Food for thought

There has been an alarming increase in food poverty in the UK. In the eight years leading up to August 2015, the price of food and non-alcoholic drinks increased by 31% in the UK. That figure, amongst various other factors, has led to serious consequences for many across the country:

  • The number of children attending their first day of school underweight increased by 16% between 2012 and 2015.
  • The number of pregnant women with anaemia has reached its highest level in two decades, rising from 19.8% in 2001 to 22.8% in 2011.

How we are helping

The Together Network is tackling food poverty in communities across England. Through food banks and summer holiday projects intended to put a dent in to hunger, the Together Network has provided food for thousands of people. 

However, our work is not simply about putting food on plates. The Together Network is about building relationships; it is about building networks around people so that they can access support and build their own capacity.

For example, if you go to a food bank that is a part of the Together Network, you might well hear about a debt and budgeting advice clinic or an employment support service or many other similar programmes. You would find yourself a part of a wider network that sees the whole person and not just the hunger. 

Here is just a sample of the work that we’ve been doing.

Summer Holidays

The summer holidays can be a challenging time for parents; the free school meals are no longer available and their children need looking after. For working parents it can be difficult to arrange child care and meals for a whole six weeks. 

The Together Network provides support to these parents so that their children can be looked after, offered engaging and educational activities, and be fed a nutritious meal. 

These summer holiday projects are now well established in the North East in both Durham and Middlesbrough. Through the 2016 summer holidays, the Together Network in these two North East cities provided over 11,000 healthy meals.

The work is growing each year and our hope is for that to continue long into the future.


The Together Nework in Blackburn Diocese, Together Lancashire, has been working consistently with foodbanks since 2012 and by the end of 2014 this network had grown to as many as 30 foodbanks and 15 drop-ins and community cafes, serving an estimated 5000-7500 people.
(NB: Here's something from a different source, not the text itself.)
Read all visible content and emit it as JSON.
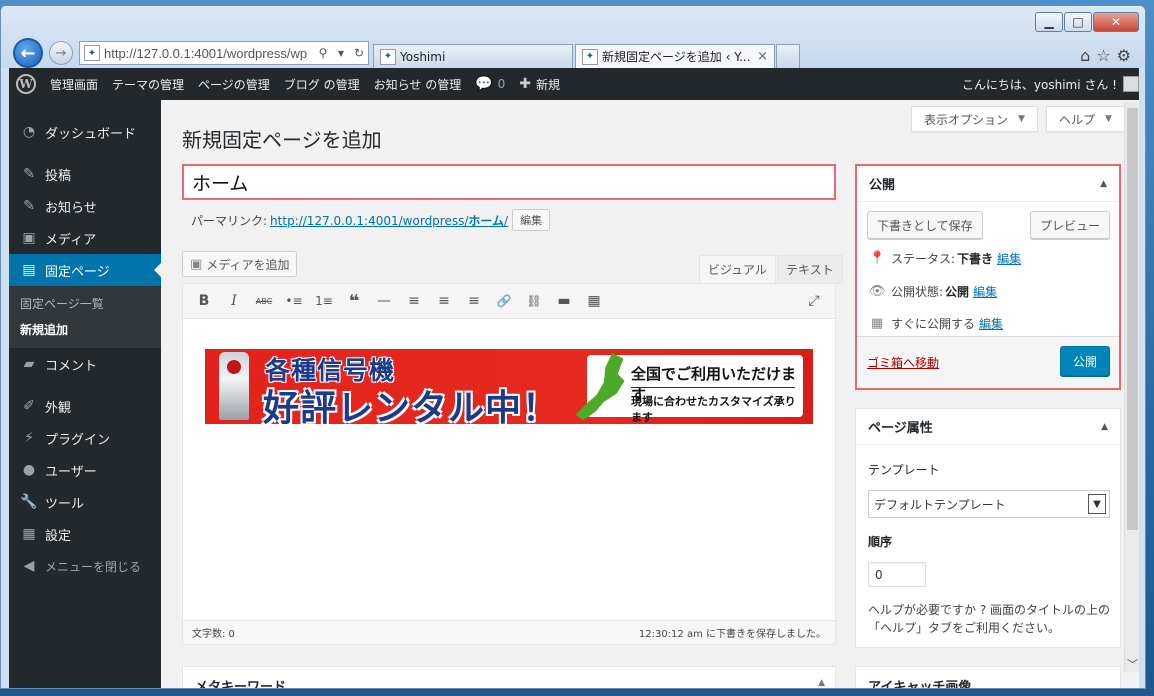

Together Lancashire has supported these foodbanks so that they can offer budgeting, job searching, and cookery classes. As well as this, Together Lancashire have now provided over 75 households with slow cookers so that they can cook nutritious meals with the food they receive from the foodbanks.

Gemma’s story

If you’re going to a Big Pancake Party with your children you’ll no doubt see them having a lot of fun. The room will be warm, full of people, your children will be laughing and enjoying the sugary food. If you took a moment to stand back from the room and watch them, it would be nice to see them so happy, so full of life.

Now imagine the opposite. Imagine they were really hungry after a day at school and they ask you for food and you don’t have any to give them. You’d be watching them grow hungry and there would be little you could do about it.

This is what happened to Gemma and it’s happening to parents across the country. Imagine what that must feel like.